    Lockman, Paul R.; Mittapalli, Rajendar K.; Taskar, Kunal S.; Rudraraju, Vinay; Gril, Brunilde; Bohn, Kaci A.; Adkins, Chris E.; Roberts, Amanda; Thorsheim, Helen R.; Gaasch, Julie A.; Huang, Suyun; Palmieri, Diane; Steeg, Patricia S.; Smith, Quentin R.

    2010-01-01

    Purpose Brain metastases of breast cancer appear to be increasing in incidence, confer significant morbidity, and threaten to compromise gains made in systemic chemotherapy. The blood-tumor barrier (BTB) is compromised in many brain metastases, however, the extent to which this influences chemotherapeutic delivery and efficacy is unknown. Herein, we answer this question by measuring BTB passive integrity, chemotherapeutic drug uptake, and anticancer efficacy in vivo in two breast cancer models that metastasize preferentially to brain. Experimental Design Experimental brain metastasis drug uptake and BTB permeability were simultaneously measured using novel fluorescent and phosphorescent imaging techniques in immune compromised mice. Drug-induced apoptosis and vascular characteristics were assessed using immunofluorescent microscopy. Results Analysis of >2000 brain metastases from two models (human 231-BR-Her2 and murine 4T1-BR5) demonstrated partial BTB permeability compromise in >89% lesions, varying in magnitude within and between metastases. Brain metastasis uptake of 14C- paclitaxel and 14C- doxorubicin was generally greater than normal brain but <15% of that of other tissues or peripheral metastases, and only reached cytotoxic concentrations in a small subset (~10%) of the most permeable metastases. Neither drug significantly decreased the experimental brain metastatic ability of 231-BR-Her2 tumor cells. BTB permeability was associated with vascular remodeling and correlated with over expression of the pericyte protein, desmin. Conclusions This work demonstrates that the BTB remains a significant impediment to standard chemotherapeutic delivery and efficacy in experimental brain metastases of breast cancer. New brain permeable drugs will be needed. Evidence is presented for vascular remodeling in BTB permeability alterations. PMID:20829328

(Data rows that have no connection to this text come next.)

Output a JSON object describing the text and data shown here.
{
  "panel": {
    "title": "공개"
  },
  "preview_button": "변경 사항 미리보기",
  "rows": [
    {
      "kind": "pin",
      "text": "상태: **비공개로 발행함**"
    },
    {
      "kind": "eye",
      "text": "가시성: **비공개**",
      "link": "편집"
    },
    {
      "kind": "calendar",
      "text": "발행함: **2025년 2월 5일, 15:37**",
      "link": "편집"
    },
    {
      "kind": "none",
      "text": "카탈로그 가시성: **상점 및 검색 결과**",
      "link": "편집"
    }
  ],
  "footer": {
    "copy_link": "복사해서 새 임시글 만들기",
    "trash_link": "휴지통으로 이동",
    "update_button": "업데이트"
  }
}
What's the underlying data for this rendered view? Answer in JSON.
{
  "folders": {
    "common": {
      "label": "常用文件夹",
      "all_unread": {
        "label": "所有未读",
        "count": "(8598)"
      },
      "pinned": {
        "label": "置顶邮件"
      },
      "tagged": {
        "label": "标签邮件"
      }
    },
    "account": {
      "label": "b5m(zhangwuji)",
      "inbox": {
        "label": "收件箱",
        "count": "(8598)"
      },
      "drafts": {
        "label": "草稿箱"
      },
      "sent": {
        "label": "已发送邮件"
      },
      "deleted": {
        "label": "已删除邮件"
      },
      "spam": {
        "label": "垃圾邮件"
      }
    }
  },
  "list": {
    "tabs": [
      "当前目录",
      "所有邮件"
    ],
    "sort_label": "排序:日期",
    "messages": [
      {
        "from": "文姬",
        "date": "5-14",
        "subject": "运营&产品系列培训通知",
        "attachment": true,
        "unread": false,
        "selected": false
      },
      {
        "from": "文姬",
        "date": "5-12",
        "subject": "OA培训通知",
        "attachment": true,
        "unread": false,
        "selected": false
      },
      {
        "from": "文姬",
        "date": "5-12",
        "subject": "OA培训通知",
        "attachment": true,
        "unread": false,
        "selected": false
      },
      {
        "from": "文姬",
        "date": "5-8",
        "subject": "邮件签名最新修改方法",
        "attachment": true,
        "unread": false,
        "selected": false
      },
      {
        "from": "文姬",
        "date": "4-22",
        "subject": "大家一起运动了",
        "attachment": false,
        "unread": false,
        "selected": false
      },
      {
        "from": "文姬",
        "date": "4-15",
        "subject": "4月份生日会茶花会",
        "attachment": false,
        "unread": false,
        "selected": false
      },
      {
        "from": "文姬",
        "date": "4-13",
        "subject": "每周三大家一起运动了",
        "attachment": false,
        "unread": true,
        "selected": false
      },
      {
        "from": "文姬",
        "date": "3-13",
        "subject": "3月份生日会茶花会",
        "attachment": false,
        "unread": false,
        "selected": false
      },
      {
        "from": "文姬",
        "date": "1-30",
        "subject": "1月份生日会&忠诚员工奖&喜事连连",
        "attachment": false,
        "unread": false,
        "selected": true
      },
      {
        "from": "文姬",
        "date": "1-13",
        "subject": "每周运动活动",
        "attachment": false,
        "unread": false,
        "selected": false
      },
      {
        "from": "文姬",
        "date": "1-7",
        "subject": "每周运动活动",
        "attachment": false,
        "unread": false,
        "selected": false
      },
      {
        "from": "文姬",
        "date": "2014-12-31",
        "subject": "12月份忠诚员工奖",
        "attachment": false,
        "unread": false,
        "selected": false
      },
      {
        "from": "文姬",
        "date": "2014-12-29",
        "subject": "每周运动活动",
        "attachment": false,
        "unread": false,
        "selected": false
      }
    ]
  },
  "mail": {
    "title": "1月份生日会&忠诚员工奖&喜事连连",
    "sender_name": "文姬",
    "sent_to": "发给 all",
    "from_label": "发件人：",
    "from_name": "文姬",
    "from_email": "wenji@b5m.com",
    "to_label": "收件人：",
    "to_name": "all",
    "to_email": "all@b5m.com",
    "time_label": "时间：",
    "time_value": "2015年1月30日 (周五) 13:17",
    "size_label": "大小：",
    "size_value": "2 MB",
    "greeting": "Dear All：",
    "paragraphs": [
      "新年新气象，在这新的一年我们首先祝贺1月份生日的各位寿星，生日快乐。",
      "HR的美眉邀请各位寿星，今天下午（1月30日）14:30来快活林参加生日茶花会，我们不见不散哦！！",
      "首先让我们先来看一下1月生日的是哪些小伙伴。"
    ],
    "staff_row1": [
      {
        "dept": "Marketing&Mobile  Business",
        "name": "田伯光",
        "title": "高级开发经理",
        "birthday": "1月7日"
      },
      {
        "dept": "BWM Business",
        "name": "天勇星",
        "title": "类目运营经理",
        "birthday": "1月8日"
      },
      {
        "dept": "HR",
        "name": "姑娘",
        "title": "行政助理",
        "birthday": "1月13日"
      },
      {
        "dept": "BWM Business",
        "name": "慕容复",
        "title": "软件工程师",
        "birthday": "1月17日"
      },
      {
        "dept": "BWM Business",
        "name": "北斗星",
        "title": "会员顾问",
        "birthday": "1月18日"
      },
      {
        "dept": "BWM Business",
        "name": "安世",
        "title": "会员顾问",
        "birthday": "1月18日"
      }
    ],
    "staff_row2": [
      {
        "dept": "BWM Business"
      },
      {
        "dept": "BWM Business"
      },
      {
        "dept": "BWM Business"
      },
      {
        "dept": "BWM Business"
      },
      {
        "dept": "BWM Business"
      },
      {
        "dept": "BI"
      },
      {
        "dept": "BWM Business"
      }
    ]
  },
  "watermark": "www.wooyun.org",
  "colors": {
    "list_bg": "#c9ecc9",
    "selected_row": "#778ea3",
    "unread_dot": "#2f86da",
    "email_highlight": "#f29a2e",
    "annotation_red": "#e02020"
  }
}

  12. Collecting and Storing Blood and Brain Tumor Tissue Samples From Children With Brain Tumors

    ClinicalTrials.gov

    2016-11-21

    Childhood Atypical Teratoid/Rhabdoid Tumor; Childhood Central Nervous System Germ Cell Tumor; Childhood Choroid Plexus Tumor; Childhood Craniopharyngioma; Childhood Grade I Meningioma; Childhood Grade II Meningioma; Childhood Grade III Meningioma; Childhood High-grade Cerebral Astrocytoma; Childhood Infratentorial Ependymoma; Childhood Low-grade Cerebral Astrocytoma; Childhood Oligodendroglioma; Childhood Supratentorial Ependymoma; Newly Diagnosed Childhood Ependymoma; Recurrent Childhood Cerebellar Astrocytoma; Recurrent Childhood Cerebral Astrocytoma; Recurrent Childhood Ependymoma; Recurrent Childhood Medulloblastoma; Recurrent Childhood Supratentorial Primitive Neuroectodermal Tumor; Recurrent Childhood Visual Pathway and Hypothalamic Glioma; Recurrent Childhood Visual Pathway Glioma

  13. Cellular phones and risk of brain